Aren't all image files the same? 

Image File Types

By Jozzelle De Jesus | Published on 2021/11/05 at 2:50 am
The short answer is no. If you’re confused with this answer and you’re running a business that uses images on a daily basis (which is pretty much all businesses these days), then you better better continue reading because you might learn something today that will benefit you tomorrow.
There are so many different image types that we decided to narrow it down to the ones that you will encounter the most (most likely while using photoshop):

Image file types that your standard computer knows

.JPG/.JPEG is the most common image type. This is the “rat” of all images. I call this the rat because it is the worst file to keep. This type of image is compressed and loses some of the image data to make a smaller file which is why this is called a “lossy” compression. Although it is not ideal to use a JPEG in editing, it can still be edited if it has a large resolution; just don’t expect anything great if you’re giving your designer anything under 1080 x 1080 pixels.
JPEG and JPG files are the same but JPG exists because in early Windows (MS-DOS 8.3 and FAT-16 file systems), a three letter extension for the file names were required.

How it helps you

Understanding that these are the worst of the image files mean that you need to check if your JPEGs are large enough in resolution for your designers/photo editors to make their changes. That means right-clicking and checking it’s properties to see that it is not a small pixel size (A standard HD is 1080×1920 pixels so anything smaller is not great).

How it helps you

GIFs give you a good option to have animation in your website. Just keep the GIF size small and the animation in a short 5 second loop so that it doesn’t make your site run slower.

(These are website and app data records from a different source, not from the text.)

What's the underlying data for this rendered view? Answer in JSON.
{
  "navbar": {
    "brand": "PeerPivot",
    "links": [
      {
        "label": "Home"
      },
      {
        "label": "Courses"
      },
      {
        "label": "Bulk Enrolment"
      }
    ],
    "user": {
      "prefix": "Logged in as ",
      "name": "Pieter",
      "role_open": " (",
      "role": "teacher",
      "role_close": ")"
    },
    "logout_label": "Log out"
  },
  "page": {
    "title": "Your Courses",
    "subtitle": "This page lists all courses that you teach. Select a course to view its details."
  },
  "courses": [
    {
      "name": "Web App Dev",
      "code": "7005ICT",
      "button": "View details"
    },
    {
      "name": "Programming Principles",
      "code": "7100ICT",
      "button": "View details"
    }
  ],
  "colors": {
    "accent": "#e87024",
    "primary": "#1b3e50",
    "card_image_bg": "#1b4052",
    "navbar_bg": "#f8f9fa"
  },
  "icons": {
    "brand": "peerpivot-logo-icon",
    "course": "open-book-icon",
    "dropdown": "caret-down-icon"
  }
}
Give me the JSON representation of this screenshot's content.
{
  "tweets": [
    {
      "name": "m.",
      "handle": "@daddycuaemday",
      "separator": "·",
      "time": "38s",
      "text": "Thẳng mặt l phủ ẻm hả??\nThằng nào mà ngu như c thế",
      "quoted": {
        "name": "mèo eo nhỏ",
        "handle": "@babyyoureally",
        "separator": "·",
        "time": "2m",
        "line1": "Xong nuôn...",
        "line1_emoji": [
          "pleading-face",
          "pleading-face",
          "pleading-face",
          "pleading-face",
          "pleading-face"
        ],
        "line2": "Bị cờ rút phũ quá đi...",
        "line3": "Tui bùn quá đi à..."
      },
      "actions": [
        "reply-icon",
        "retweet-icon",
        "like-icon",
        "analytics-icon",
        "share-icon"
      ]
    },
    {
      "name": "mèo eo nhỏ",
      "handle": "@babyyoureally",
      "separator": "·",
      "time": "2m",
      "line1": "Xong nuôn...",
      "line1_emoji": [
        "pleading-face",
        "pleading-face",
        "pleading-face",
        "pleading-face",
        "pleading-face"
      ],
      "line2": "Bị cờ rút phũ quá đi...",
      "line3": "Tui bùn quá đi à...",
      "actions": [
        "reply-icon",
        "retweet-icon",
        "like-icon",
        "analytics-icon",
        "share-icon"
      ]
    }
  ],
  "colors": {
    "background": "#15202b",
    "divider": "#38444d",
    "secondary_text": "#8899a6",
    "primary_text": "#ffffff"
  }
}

GIFs are commonly used for images on the web but have a different type of compression that is “lossless”. However, this is an early type of image that is only 8-bit so it can only hold up to 256 colours. Recently, GIFs have also been able to carry transparency and are now commonly used for animations.
We have been asked a few times if we could make custom GIFS. Yes we can, but if you were planning on uploading it to Facebook or Instagram, the process is more complicated. Facebook and Instagram use a service called GIPHY where you would need to create a profile and be approved as an artist. There is no readily given guidelines in how you can be approved.
PNGs are the best of all image files. This is a “lossless” image format that was designed to replace GIFs. PNGs contain more colour information than the GIF file and are usually better at handling the image data than JPEG files. The most notable difference is that PNGs can show transparency compared to a JPEG which turns any area without colour information to show an image thumbnail of either a white or a black colour.

How it helps you

More often than not, we get clients asking us: “Why can’t I see the white logo?”. This is because we provide a PNG file where there is no colour information around the white logo. A computer thumbnail usually treats this area without colour as “white” or “black”; it’s the luck of the draw. However, when your designer drops the image into a design software, this helps them place interesting backgrounds behind it.

The ones that you'll need special software for

How it helps you

Believe it or not, this can let you know if you are dealing with an amateur or professional photographer. If your photographer is shooting in RAW files then they are able to edit your photos on another level from an amateur who shoots in JPEG files.

TIFF are lossless image files but also retain more information than the PNG or GIF, allowing for very high-quality images but also larger file sizes. TIFF files are commonly used by photographers as it can retain information regarding lighting and exposure.

RAW are unprocessed images created by a camera or scanner. Many DSLR cameras can shoot in RAW but the file extension may vary. These RAW images are the digital equivalent of a negative and still need to be processed in an editor like Adobe Photoshop or Lightroom.

EPS files are vector files and can be resized without making the image pixelated. EPS files can be exported out of Adobe Illustrator after creating an image with the pen tool. What are vector files? The short answer is that vector files are shapes created from mathematically calculated points. What does this mean? If you zoom in on a vector image, it remains crisp and doesn’t go pixelated. We always provide EPS files for a logo design as logos can be used in a variety of sizes.

These are Photoshop files that store a lot of information, including your editing data. The main difference is that .PSB files are relatively new compared to the .PSD files and are significantly larger. Photoshop files largely belong to designers and are what we refer to as “Working Files” or “Editable Files”. This is because we can return to these files and re-design the whole image. Some clients will ask for this file and our agency can provide this at a fee.

How it helps you

EPS and Photoshop files cannot be previewed or opened by regular computers. This means you need to pay for your own software to edit/view this file or simply leave it to the experts.

If this article helped you or you simply want an expert advice on this topic, feel free to send a message to

Jozzelle De Jesus

Multimedia Designer

Jozzelle has been working professionally in the graphic design area since 2006 and tackled freelance design and animation since 2011. She has acquired a Bachelor of Interactive Entertainment (Animation) back in 2012 and completed a Cert IV in Training and Assessment in 2013. These days, she teaches graphic design with RTO's whilst she continues her work with current clients. If you would like to work with Jozzelle, please email